From here, the story of the Cocaine Bear’s final days is known only to squirrels, river otters, and possibly Bigfoot. Humans don’t re-enter the picture until December when the body of a black bear is discovered by Georgian federal officials attempting to reconstruct the path of Thornton’s last drug run. With the dead bear is a lot of cocaine. Like, a three-part Very Special Episode of Miami Vice amount: nearly 90 lbs of white powder, at a street value of $20 million. What wasn’t present at the scene were any human victims. Sorry, movie fans. The only living thing the Cocaine Bear took out in his drug-fueled frenzy was himself.
The adult bear’s age isn’t certain, though at 175 pounds, he was either still pretty young, coping with a lean season, or he had discovered the weight suppressant ability of all that nose candy he’d been chomping down. The feds sent the bear to a medical examiner as part of their criminal investigation. The examiner’s findings were… definitely something. For animal lovers, this is where the truth gets grim.
According to the Cocaine Bear’s official merch website, the poor creature’s stomach was packed full of cocaine when he died. The medical examiner went on to claim that just about every horrorshow outcome of a drug overdose had occurred, quote, “Cerebral hemorrhaging, respiratory failure, hyperthermia, renal failure, heart failure, stroke. You name it, that bear had it.”
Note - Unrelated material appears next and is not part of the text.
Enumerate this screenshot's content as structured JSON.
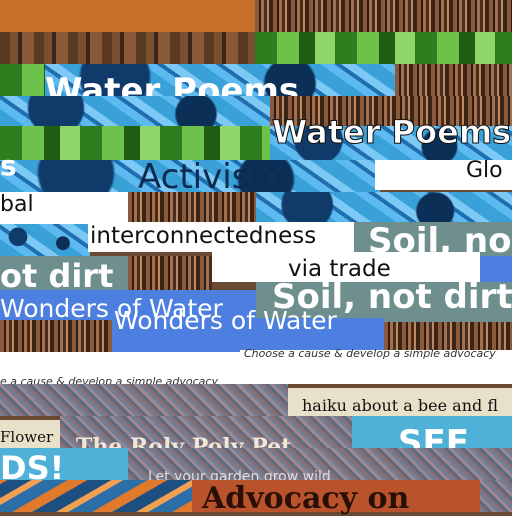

Though it sounds more like the soon-to-be-legendary bear was Keith Richards’ personal portrait in the attic, it gets far worse for the big fella than the upcoming movie posits. The medical examiner, impressed with the bear’s external condition, packed him off to a taxidermist friend. The resultant stuffed bear was then put on display at the Chattanooga River National Recreation Area, without its infamy spelled out for visitors. It eventually got lost in a storage room shuffle during the early ‘90s, after which some artifacts ended up in a local pawn shop. Including the bear.
The Cocaine Bear’s next leg of his journey involves country music legend Waylon Jennings, and if he doesn’t have a tune on the movie soundtrack, director Elizabeth Banks missed a trick. Jennings liked collecting Americana curios, and, allegedly, he was friends with a former Thornton associate and Vegas gadfly named Ron Thompson. The bear, now one of history’s weirdest white elephant gifts, stayed in Thompson’s mansion until an estate sale in 2009 landed our protagonist in a Chinese medicine shop, where it would grimace mildly at tourists looking for ginseng and acupuncture treatments.